> **Assignment**: State only how many lines below include the word "coin".

++++++++

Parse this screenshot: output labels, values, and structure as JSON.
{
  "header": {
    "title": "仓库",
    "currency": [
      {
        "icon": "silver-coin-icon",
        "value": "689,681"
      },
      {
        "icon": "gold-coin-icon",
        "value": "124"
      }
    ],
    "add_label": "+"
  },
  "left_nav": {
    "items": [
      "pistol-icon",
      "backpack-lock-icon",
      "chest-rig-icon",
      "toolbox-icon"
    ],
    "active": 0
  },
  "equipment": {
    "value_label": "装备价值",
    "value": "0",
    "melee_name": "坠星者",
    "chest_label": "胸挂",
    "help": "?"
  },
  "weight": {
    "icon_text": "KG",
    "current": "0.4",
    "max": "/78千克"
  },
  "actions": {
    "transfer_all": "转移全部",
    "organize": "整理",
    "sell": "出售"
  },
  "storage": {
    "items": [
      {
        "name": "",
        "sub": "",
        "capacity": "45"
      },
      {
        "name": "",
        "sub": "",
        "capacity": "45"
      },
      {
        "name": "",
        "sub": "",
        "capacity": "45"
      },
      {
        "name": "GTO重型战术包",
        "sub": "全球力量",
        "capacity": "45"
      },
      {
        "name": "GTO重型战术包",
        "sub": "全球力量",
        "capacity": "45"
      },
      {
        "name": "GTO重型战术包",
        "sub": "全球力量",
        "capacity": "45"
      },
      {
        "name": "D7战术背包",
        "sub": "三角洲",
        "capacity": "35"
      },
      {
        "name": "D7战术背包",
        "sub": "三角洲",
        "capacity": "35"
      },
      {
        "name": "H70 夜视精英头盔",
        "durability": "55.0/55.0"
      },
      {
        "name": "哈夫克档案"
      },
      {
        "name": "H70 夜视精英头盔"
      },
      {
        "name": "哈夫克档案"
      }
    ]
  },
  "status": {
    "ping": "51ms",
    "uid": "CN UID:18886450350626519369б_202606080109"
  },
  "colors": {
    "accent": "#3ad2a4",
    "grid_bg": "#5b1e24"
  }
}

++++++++

> **The completed task**: 2